In recent years, The Weather Company, which produces forecasts for 2.2 billion locations every 15 minutes, has been using its troves of data in ways that go far beyond what’s happening outside. Since its acquisition by IBM in January 2016, the company has also begun swirling deeper and deeper into the world of advertising with the help of Watson, IBM’s artificial intelligence service that’s working on everything from diagnosing diseases to crafting movie trailers. Now, IBM is finally bringing several major components of The Weather Company’s data capabilities under the Watson umbrella with the launch of Watson Advertising this week.
One of the first agencies to sign on for Watson Advertising is UM, which has been testing several of IBM’s new offerings for clients, including an unnamed auto brand.

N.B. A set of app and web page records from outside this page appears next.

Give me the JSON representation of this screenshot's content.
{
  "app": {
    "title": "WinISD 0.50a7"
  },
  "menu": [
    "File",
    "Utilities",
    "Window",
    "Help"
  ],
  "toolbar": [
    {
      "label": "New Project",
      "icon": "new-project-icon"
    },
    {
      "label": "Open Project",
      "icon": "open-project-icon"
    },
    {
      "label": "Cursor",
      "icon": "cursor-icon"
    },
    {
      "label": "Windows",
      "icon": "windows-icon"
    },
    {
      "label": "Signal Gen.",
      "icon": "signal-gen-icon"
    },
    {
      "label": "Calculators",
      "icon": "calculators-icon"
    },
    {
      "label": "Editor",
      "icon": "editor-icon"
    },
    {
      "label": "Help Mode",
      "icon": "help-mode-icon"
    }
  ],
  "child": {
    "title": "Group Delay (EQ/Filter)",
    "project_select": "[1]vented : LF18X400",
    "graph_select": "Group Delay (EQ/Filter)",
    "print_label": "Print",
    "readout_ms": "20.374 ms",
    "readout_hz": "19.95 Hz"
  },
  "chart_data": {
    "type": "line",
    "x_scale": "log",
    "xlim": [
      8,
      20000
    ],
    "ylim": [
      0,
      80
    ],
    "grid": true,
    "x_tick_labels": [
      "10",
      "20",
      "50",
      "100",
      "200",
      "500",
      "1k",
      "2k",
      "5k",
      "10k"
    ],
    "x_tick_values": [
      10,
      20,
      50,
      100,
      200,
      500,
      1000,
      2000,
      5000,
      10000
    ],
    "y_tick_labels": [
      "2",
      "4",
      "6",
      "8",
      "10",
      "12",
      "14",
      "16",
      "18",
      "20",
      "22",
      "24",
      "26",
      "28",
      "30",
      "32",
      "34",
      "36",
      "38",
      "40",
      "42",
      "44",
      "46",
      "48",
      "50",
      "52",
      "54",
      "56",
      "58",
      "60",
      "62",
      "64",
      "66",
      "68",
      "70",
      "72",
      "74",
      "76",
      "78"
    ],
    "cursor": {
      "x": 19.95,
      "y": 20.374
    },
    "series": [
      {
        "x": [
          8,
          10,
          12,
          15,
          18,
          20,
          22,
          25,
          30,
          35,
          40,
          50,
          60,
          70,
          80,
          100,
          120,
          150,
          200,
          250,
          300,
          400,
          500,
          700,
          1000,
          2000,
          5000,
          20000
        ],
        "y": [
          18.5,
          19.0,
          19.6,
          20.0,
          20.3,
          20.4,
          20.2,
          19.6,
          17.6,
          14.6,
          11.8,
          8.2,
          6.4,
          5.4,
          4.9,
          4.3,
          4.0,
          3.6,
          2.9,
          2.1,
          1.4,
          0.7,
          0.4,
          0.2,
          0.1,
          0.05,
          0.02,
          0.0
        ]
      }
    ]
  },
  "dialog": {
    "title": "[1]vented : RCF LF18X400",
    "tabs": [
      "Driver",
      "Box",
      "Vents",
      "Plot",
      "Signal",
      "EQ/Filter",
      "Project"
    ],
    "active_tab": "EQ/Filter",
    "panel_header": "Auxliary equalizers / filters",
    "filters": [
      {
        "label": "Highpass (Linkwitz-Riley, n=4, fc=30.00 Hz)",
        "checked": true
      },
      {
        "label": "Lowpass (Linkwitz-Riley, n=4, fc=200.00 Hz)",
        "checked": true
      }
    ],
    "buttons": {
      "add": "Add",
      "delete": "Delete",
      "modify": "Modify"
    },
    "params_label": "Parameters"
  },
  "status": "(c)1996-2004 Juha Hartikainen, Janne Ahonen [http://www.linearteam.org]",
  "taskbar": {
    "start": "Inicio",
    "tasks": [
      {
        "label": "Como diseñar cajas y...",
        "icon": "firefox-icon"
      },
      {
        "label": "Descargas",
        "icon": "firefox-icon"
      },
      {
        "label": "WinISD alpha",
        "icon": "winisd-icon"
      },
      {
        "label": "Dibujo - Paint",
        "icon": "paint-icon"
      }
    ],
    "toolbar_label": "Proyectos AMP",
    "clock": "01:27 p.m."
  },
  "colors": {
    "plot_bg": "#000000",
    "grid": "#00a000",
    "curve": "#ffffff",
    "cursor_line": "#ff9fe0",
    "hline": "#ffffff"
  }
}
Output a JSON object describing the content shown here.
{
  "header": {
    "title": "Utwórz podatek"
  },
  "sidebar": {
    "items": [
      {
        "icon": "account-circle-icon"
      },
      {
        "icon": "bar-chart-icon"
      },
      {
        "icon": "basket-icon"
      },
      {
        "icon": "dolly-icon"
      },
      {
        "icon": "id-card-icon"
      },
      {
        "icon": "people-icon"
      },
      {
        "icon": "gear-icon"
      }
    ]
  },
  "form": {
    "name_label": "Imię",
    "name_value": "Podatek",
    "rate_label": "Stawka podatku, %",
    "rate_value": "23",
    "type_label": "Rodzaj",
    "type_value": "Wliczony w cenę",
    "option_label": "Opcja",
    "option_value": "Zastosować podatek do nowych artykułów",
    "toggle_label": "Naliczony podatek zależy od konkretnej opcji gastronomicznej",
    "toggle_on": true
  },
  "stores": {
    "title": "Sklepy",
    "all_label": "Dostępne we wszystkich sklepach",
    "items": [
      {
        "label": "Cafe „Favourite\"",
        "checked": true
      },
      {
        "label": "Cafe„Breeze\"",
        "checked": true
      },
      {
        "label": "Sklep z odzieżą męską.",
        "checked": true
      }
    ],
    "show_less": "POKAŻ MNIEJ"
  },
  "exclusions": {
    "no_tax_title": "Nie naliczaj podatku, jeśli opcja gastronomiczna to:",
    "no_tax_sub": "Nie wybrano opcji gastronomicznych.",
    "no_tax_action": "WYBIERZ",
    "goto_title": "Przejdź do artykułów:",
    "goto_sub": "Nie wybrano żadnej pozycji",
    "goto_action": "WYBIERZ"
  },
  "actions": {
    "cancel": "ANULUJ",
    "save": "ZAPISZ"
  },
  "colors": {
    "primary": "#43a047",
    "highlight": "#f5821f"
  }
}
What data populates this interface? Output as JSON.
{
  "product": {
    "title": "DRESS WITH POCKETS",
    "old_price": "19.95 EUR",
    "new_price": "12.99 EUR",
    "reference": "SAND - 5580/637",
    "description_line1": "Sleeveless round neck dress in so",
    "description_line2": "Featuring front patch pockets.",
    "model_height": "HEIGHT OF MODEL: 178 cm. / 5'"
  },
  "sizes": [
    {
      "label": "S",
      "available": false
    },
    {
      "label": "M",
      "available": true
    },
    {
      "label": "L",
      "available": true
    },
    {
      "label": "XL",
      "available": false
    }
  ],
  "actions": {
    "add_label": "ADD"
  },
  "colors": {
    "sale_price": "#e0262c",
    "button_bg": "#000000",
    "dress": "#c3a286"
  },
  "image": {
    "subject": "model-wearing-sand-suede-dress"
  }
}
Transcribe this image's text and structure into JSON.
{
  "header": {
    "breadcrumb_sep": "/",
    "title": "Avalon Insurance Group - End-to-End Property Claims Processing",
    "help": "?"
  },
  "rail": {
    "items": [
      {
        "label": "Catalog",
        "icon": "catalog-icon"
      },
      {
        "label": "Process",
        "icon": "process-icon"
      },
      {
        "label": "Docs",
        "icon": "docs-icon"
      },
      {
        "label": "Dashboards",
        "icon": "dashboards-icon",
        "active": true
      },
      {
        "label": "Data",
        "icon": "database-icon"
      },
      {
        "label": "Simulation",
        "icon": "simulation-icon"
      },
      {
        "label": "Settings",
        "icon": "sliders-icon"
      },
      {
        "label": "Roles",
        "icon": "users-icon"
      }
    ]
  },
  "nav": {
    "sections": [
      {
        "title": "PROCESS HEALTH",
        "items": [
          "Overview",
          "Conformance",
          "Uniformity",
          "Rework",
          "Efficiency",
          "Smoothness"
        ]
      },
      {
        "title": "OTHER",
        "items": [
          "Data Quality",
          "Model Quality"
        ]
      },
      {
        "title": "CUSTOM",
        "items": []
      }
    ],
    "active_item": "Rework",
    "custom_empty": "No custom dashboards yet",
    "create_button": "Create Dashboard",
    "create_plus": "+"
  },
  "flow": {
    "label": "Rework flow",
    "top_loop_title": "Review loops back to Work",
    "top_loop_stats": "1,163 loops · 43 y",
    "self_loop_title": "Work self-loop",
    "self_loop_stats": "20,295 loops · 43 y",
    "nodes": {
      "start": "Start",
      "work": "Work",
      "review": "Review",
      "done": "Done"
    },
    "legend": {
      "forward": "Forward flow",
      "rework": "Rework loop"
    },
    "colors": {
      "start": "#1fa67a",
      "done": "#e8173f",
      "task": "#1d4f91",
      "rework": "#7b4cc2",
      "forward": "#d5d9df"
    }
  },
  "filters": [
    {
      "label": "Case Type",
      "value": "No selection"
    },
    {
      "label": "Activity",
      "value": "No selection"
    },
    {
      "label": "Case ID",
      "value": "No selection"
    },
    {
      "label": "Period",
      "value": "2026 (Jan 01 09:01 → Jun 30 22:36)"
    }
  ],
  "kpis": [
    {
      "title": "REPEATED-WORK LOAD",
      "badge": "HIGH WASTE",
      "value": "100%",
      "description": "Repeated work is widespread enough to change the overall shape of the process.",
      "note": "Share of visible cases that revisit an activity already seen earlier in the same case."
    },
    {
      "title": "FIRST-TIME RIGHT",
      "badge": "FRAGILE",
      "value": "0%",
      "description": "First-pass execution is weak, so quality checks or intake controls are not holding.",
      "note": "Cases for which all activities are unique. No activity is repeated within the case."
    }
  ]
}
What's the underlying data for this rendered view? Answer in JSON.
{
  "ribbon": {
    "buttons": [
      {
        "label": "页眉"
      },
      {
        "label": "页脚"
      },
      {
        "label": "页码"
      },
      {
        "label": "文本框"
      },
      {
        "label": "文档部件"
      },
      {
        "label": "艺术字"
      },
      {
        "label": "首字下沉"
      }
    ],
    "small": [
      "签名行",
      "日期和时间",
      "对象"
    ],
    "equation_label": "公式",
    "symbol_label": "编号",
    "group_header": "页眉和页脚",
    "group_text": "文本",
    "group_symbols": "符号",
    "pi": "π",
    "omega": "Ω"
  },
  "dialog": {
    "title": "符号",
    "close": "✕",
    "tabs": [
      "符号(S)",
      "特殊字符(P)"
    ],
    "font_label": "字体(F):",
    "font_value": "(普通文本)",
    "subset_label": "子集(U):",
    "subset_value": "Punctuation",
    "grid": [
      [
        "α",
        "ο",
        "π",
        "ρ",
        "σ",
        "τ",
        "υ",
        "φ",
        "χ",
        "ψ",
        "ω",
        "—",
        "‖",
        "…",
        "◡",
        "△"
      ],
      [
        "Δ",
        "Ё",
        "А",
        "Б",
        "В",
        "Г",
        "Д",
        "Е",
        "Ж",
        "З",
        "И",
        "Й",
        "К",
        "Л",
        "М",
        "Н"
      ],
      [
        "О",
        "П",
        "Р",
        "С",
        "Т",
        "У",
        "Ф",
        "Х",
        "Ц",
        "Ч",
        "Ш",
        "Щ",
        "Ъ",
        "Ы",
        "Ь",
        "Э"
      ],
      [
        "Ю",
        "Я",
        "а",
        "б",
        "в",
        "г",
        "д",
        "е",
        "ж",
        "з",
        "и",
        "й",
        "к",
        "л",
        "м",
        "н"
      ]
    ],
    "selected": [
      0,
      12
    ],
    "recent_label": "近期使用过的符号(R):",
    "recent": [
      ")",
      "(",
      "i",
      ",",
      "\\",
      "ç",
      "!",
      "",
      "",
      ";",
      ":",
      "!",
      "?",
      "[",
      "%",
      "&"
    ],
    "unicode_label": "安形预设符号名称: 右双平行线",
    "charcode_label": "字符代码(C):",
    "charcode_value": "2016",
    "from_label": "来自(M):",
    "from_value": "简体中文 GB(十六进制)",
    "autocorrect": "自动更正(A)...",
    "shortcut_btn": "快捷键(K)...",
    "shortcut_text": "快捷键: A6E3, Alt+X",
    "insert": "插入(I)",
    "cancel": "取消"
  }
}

Since earlier this year, the agency has been piloting cognitive capabilities for localized ad campaigns at scale, meshing Watson data with client stats to analyze metrics across a large number of car dealerships in a way that optimizes ad spend while also checking local inventory to see whether or not it should personalize an ad to someone in that market.
According to Kasha Cacy, U.S. CEO of UM, the company’s 100 data scientists aren’t always enough to manage the level of complexity that Watson offers on its own. She says that bringing Watson Advertising onboard allows the agency to “take the shackles off” and be more creative with how they use data, citing one client that is already using a combination of weather data, Google searches and pollen counts to trigger when media should be bought in various markets.
“There are things that we would love to be able to do that we just can’t right now because we don’t have the human or technology processing to be able to do it,” Cacy says. “That was kind of the impetus for us talking to the Watson folks, because I think as I looked across the business I saw all these places where the thinking was there, the strategy was there, the ideas were there, but the implementation was just too onerous and I hate the idea that we’re limited by implementation.”